• **GOAL OF THE EXERCISE**
Count the lines in the records beneath this task that contain the string "accent", then give the count by itself.

• **SUPPLIED MATERIAL**

▼▼▼

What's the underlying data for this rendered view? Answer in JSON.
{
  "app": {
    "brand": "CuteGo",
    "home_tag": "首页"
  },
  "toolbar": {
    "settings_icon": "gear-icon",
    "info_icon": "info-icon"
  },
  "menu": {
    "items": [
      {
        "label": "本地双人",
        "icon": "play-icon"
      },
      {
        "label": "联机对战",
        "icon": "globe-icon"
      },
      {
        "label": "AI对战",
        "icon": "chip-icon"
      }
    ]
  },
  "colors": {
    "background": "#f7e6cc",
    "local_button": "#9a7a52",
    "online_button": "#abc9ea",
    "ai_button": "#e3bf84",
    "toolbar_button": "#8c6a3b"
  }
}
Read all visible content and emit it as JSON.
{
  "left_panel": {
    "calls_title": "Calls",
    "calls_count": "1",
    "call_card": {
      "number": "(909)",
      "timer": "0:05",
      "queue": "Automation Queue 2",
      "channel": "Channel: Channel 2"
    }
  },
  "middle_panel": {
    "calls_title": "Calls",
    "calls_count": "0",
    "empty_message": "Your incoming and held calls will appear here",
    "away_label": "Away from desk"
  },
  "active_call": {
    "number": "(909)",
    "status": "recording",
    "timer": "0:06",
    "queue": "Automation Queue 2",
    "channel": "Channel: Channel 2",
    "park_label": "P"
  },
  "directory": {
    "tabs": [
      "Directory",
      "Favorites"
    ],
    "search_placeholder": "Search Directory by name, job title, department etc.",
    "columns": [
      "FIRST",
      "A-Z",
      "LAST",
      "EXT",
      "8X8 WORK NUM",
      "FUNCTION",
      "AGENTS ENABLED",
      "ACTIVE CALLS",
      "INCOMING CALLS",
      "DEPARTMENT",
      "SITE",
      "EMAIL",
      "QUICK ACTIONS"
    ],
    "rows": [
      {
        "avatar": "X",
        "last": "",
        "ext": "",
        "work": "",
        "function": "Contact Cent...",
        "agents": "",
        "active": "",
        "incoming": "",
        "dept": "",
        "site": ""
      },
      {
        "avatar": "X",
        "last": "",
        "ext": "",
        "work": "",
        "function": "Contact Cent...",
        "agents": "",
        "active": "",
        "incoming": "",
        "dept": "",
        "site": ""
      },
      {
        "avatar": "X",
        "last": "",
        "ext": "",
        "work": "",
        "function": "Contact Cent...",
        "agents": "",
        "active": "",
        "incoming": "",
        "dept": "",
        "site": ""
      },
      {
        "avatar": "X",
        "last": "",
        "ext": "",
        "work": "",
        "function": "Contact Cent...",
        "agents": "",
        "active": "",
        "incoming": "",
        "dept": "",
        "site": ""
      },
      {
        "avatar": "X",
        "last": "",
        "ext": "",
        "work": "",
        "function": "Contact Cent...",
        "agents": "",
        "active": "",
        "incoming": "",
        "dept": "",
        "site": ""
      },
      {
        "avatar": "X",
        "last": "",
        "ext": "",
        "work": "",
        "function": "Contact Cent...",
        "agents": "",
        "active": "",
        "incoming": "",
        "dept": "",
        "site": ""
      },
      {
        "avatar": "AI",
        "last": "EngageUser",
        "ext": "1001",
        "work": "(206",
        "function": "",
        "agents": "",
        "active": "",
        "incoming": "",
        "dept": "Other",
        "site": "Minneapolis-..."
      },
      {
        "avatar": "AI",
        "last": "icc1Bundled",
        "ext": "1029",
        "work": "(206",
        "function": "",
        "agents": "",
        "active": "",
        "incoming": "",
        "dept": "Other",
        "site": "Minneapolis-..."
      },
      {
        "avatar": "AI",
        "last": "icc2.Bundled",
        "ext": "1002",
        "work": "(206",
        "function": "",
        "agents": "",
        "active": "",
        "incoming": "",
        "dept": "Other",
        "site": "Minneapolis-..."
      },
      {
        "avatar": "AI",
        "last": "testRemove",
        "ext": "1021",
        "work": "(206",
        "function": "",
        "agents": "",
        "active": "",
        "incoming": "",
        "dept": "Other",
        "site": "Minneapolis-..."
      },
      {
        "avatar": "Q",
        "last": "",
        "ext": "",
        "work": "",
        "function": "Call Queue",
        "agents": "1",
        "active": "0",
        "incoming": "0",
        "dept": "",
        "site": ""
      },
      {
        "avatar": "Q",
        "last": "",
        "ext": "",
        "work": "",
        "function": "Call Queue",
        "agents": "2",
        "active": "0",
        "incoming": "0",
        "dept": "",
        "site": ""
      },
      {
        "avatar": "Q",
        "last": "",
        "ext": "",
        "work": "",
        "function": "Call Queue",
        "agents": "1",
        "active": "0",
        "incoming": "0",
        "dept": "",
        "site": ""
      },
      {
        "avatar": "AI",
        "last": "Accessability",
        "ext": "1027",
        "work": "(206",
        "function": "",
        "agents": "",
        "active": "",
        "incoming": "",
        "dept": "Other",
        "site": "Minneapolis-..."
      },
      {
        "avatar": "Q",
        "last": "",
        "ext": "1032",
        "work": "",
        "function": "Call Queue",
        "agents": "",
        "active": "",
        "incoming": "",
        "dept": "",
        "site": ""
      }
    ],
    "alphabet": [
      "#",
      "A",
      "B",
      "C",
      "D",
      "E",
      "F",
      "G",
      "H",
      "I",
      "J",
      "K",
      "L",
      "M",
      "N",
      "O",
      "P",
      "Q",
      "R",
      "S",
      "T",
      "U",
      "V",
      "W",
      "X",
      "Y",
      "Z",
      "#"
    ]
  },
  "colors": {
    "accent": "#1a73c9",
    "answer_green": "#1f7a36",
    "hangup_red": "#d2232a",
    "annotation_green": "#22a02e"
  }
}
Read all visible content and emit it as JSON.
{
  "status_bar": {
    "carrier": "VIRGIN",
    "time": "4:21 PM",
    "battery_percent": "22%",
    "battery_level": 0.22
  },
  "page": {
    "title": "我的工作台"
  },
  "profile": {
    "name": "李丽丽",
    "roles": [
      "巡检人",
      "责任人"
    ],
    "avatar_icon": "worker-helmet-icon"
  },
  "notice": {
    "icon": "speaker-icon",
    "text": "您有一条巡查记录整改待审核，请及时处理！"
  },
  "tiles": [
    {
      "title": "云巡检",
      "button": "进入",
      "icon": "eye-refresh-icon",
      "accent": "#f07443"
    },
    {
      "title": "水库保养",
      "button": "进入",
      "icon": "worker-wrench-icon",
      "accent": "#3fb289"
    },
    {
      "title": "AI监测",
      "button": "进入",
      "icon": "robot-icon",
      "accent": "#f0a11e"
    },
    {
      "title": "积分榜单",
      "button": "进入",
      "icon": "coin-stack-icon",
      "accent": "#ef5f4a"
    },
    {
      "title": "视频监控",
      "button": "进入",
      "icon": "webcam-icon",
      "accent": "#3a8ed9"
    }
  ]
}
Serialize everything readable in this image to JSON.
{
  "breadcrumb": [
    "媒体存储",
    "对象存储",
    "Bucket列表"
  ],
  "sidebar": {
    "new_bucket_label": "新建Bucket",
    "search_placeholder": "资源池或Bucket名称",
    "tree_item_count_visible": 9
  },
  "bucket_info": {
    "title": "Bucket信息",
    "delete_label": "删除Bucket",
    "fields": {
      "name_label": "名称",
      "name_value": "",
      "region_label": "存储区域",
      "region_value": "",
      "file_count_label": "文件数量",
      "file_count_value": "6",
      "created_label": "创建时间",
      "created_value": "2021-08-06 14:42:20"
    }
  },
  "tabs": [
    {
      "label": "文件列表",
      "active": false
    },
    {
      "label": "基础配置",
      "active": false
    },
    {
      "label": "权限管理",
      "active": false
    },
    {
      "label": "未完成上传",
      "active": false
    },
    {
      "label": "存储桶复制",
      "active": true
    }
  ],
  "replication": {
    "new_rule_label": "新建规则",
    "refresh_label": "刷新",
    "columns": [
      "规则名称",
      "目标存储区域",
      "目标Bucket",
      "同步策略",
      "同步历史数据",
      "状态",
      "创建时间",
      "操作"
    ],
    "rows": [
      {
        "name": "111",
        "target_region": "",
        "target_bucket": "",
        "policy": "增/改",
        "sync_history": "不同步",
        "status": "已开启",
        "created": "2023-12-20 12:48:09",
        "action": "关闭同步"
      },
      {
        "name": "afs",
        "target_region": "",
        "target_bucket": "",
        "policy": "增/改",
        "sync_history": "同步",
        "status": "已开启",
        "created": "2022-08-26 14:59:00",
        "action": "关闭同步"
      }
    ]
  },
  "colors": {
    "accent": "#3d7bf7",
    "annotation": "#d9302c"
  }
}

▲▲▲

• **RESPONSE**
7